Pet experts are divided on the question of whether dogs need to wear coats when the weather is cold. As a human owned by a dog, you decide whether your furry friend benefits from sporting the latest fashion in canine outerwear, or is better off naked as nature intended.
Short-haired dogs and hairless breeds do feel the cold, as well as clipped or shaved pups, while small dogs lose body heat faster than large dogs. If you and your canine live in a cold climate and your dog is accustomed to being in a heated house most of the day, you can expect her to feel the chill when you walk outside. Going from a cozy 74 F straight outside to 30 F or colder isn’t healthy for man or beast. While some dogs such as Siberian huskies can handle Arctic weather, the average pooch just isn’t cut out for it, and if your dog is a Dachshund, a greyhound or a short-haired Chihuahua, you’ll need to evaluate what her temperature tolerance level is.
A lightweight summer coat can help to prevent your best friend from overheating during the hot summer months.
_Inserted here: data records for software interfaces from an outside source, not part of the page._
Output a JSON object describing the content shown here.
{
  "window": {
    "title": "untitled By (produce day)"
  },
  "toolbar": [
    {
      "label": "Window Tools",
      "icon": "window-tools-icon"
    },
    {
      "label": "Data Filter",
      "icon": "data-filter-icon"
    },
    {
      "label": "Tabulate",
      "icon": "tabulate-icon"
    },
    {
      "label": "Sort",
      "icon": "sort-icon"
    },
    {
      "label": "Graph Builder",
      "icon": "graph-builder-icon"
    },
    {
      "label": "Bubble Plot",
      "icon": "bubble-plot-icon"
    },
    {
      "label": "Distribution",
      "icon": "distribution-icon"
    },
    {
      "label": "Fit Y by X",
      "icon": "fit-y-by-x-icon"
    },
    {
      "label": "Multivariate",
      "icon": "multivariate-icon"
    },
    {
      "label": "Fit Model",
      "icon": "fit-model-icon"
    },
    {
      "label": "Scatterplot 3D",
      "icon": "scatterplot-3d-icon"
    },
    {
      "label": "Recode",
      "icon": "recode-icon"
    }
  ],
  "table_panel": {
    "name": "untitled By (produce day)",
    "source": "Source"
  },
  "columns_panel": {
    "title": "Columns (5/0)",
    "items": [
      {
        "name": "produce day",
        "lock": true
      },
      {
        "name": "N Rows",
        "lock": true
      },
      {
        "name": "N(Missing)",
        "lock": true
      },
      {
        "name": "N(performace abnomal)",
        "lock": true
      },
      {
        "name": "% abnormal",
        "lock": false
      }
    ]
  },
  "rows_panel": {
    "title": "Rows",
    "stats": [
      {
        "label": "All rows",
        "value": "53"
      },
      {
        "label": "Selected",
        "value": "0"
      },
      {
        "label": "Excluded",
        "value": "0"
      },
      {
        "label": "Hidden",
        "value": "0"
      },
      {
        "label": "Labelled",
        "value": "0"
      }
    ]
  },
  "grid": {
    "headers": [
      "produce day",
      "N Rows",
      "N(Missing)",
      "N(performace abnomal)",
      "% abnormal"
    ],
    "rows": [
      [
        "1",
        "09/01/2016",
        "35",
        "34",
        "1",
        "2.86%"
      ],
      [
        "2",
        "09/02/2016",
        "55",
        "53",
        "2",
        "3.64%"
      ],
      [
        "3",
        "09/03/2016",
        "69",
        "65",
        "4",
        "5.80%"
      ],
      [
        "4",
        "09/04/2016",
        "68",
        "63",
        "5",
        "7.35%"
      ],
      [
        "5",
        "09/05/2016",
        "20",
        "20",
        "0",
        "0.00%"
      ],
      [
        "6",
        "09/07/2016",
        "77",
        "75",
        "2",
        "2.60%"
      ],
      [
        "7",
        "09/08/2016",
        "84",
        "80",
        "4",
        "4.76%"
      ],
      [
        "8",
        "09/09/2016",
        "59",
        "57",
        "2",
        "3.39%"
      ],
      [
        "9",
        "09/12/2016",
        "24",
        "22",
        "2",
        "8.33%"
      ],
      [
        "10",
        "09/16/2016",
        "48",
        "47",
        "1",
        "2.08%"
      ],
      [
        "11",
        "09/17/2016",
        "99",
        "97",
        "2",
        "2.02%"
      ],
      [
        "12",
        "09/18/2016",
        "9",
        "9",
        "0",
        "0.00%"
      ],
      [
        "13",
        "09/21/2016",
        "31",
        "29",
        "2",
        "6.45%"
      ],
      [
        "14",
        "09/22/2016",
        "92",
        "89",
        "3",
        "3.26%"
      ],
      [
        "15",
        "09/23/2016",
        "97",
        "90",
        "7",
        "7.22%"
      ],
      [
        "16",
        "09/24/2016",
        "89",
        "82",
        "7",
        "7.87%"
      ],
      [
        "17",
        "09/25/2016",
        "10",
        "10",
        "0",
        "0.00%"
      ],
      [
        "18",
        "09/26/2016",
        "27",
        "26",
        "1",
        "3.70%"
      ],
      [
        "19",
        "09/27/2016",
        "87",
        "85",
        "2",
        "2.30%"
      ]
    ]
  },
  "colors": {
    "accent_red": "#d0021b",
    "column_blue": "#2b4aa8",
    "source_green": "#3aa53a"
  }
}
Dogs who are shaved in summer lose out on the natural insulation offered by their fur, while dogs with light-colored skin may sustain skin damage if they spend lots of time in the sun. Police, sporting and working dogs might benefit from a fitted cooling vest, made from materials that are recharged by soaking in ice water or storage in a refrigerator. Once charged, the vests can maintain a stable temperature of 80 degrees F for up to five hours.
If your dog has a weakened immune system or has experienced an illness that could affect her skin or coat such as hypothyroidism or Cushing’s disease, she may feel the cold more keenly -- even indoors. If you keep your heat on a low setting, keep your canine warm and comfortable by fitting her with a lightweight, indoor coat or sweater. Give her a warmer coat for outdoor walks and complement the look by fitting her with booties to protect her feet and a hood to keep her ears warm.
Age and Fit
Older dogs often have medical conditions that reduce their normal body heat, or diseases such as arthritis that are aggravated by cold weather. Your elderly or geriatric dog may benefit from a snug coat to wear in the evenings or during the cold winter weather. For indoor warmth, buy your dog a coat made from wool. Make sure she can move about freely and that the jacket fits comfortably. For outdoor wear, a waterproof coat will help keep her warm and dry. Always make sure your dog's clothing is free of her privates so she can relieve herself easily.
Tracey Sandilands has written professionally since 1990, covering business, home ownership and pets. She holds a professional business management qualification, a bachelor's degree in communications and a diploma in public relations and journalism. Sandilands is the former editor of an international property news portal and an experienced dog breeder and trainer.